Modern knowledge workers are being weighed down by over collaboration. One-on-one meetings have exploded since the start of the pandemic – meetings went up 500%! The problem doesn’t stop there. Not only is the average professional spending half their workday in meetings, they leave each one with tasks and follow ups. Top priorities and deliverables are then replaced with non-critical work and at times, just busy work. This leaves people drained and unable to focus on their main job responsibilities.
Priority overload is one of the biggest derailers of team success. There are too many external stakeholders now – with competing needs and misaligned goals – taking up an employee’s bandwidth. 49% of employees are feeling the pressure of priority overload.
There are benefits to our hyper-connected world. Working together allows employees to learn from each other, creates an open space for ideas by removing pressures of vertical hierarchy, and connects remote workers. But there are also unforeseen consequences. When collaboration is used irresponsibly employees can be taxed, overwhelmed, and burned out.
To solve for collaboration and priority overload, companies first need to address the issues within an organization. Here are some signs your organization is experiencing collaboration and priority overload and how to address it.
Signs of collaboration and priority overloads
- Packed employee schedules

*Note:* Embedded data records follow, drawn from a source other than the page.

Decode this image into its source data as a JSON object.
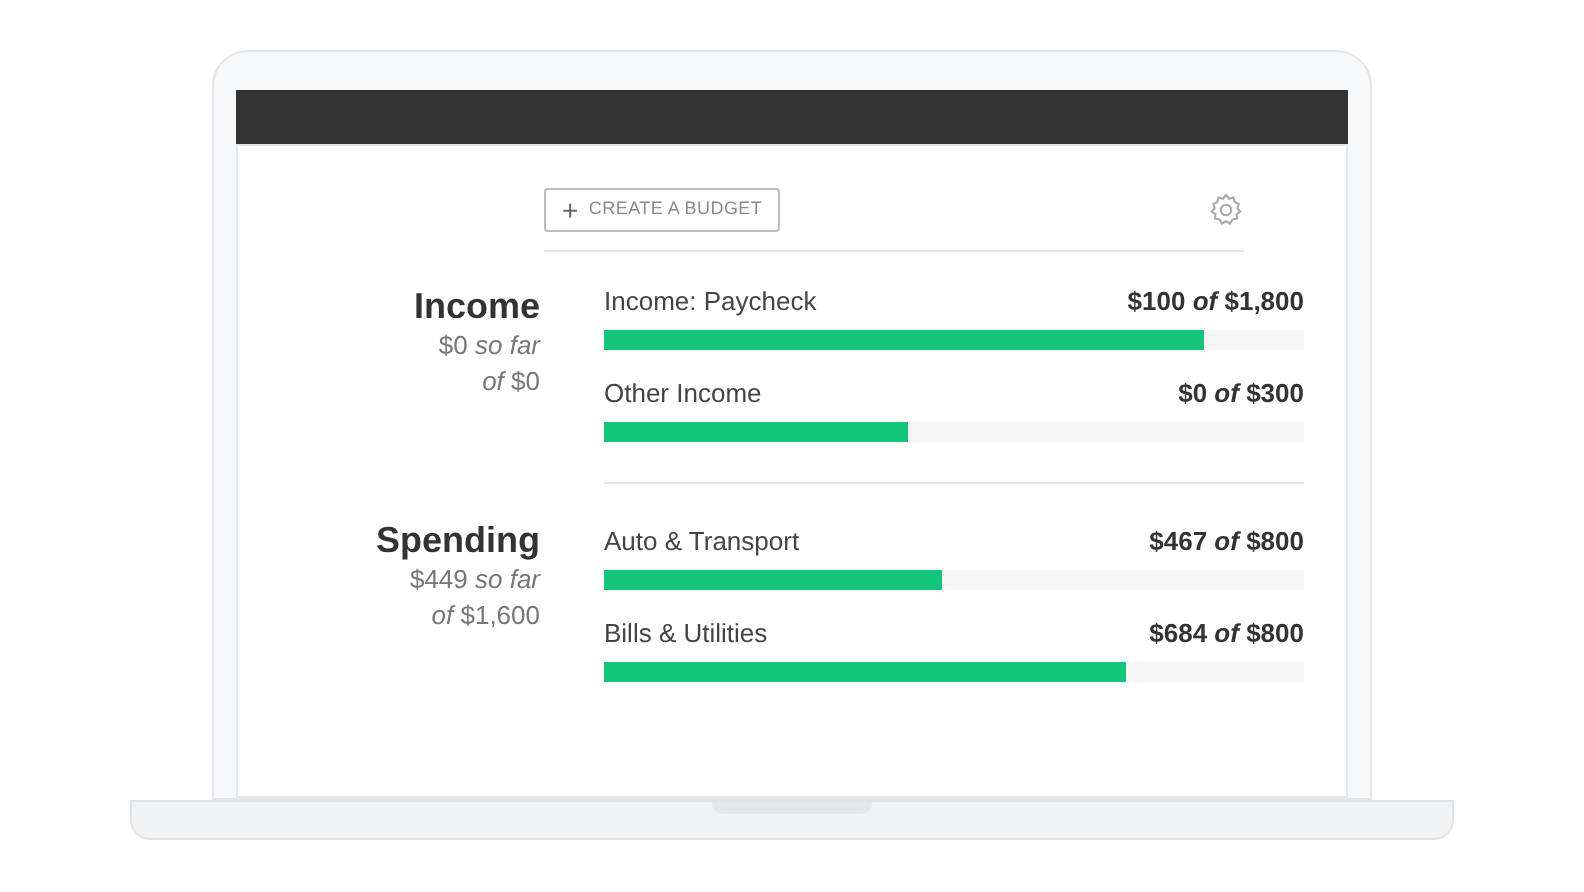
{
  "toolbar": {
    "create_button": "+ CREATE A BUDGET"
  },
  "sections": [
    {
      "title": "Income",
      "summary": [
        "$0 *so far*",
        "*of* $0"
      ],
      "rows": [
        {
          "label": "Income: Paycheck",
          "amount": "$100 *of* $1,800",
          "level": 0.857
        },
        {
          "label": "Other Income",
          "amount": "$0 *of* $300",
          "level": 0.434
        }
      ]
    },
    {
      "title": "Spending",
      "summary": [
        "$449 *so far*",
        "*of* $1,600"
      ],
      "rows": [
        {
          "label": "Auto & Transport",
          "amount": "$467 *of* $800",
          "level": 0.483
        },
        {
          "label": "Bills & Utilities",
          "amount": "$684 *of* $800",
          "level": 0.746
        }
      ]
    }
  ]
}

If you think your calendar is packed, it probably is. Schedules can be a direct indicator whether your team is headed toward collaboration overload – or is already there. Take some time to look at your calendar and your teams’ schedules to see if there are too many meetings and whether they are all critical and whether everyone needs to be there.
Too many decision makers can slow down any growing organization. Naturally, as companies expand to new regions and add new products there are more departments and more leaders involved. But keeping too many decision makers in the process leads to more time in meetings and chat apps and reading emails. Organizations have to decide who can be freed from certain decisions to work on other priorities.

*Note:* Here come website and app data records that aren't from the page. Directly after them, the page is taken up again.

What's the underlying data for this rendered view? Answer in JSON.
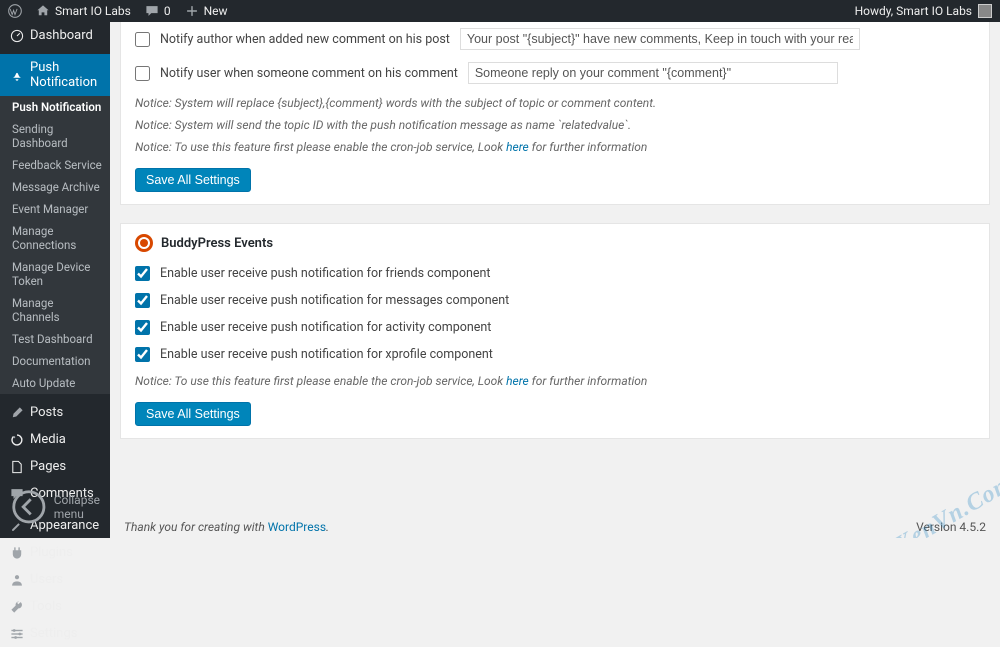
{
  "adminbar": {
    "site": "Smart IO Labs",
    "comments": "0",
    "new": "New",
    "howdy": "Howdy, Smart IO Labs"
  },
  "menu": {
    "dashboard": "Dashboard",
    "pushnotif": "Push Notification",
    "sub": [
      "Push Notification",
      "Sending Dashboard",
      "Feedback Service",
      "Message Archive",
      "Event Manager",
      "Manage Connections",
      "Manage Device Token",
      "Manage Channels",
      "Test Dashboard",
      "Documentation",
      "Auto Update"
    ],
    "posts": "Posts",
    "media": "Media",
    "pages": "Pages",
    "comments": "Comments",
    "appearance": "Appearance",
    "plugins": "Plugins",
    "users": "Users",
    "tools": "Tools",
    "settings": "Settings",
    "collapse": "Collapse menu"
  },
  "panel1": {
    "chk1_label": "Notify author when added new comment on his post",
    "chk1_value": "Your post \"{subject}\" have new comments, Keep in touch with your readers",
    "chk2_label": "Notify user when someone comment on his comment",
    "chk2_value": "Someone reply on your comment \"{comment}\"",
    "notice1": "Notice: System will replace {subject},{comment} words with the subject of topic or comment content.",
    "notice2": "Notice: System will send the topic ID with the push notification message as name `relatedvalue`.",
    "notice3_a": "Notice: To use this feature first please enable the cron-job service, Look ",
    "notice3_link": "here",
    "notice3_b": " for further information",
    "save": "Save All Settings"
  },
  "panel2": {
    "title": "BuddyPress Events",
    "chk1": "Enable user receive push notification for friends component",
    "chk2": "Enable user receive push notification for messages component",
    "chk3": "Enable user receive push notification for activity component",
    "chk4": "Enable user receive push notification for xprofile component",
    "notice_a": "Notice: To use this feature first please enable the cron-job service, Look ",
    "notice_link": "here",
    "notice_b": " for further information",
    "save": "Save All Settings"
  },
  "footer": {
    "thank_a": "Thank you for creating with ",
    "thank_link": "WordPress",
    "thank_b": ".",
    "version": "Version 4.5.2"
  },
  "watermark": "XenVn.Com"
}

- Burned out team
It would be great if all employees looked forward to meetings but that’s not realistic. A regularly enthusiastic team is unexpected but an unenthusiastic team is a red flag. Managers need to have emotional radar – paying close attention to checked out or irritated employees. If managers notice tension surfacing during meetings, they need to find the cause and do their best to address it.
Leadership should pay close attention to burnout. The term is becoming ubiquitous. It feels like everyone is using it and claiming everything is now a source for burnout. That may be the sentiment but doesn’t take away from the reality that many people feel like they are being pushed to their breaking point. Stressors can range from health and world concerns to personal lives, or work lives. There’s no way an organization can fully resolve what keeps people up at night – but making sure each meeting is of utmost significance can help.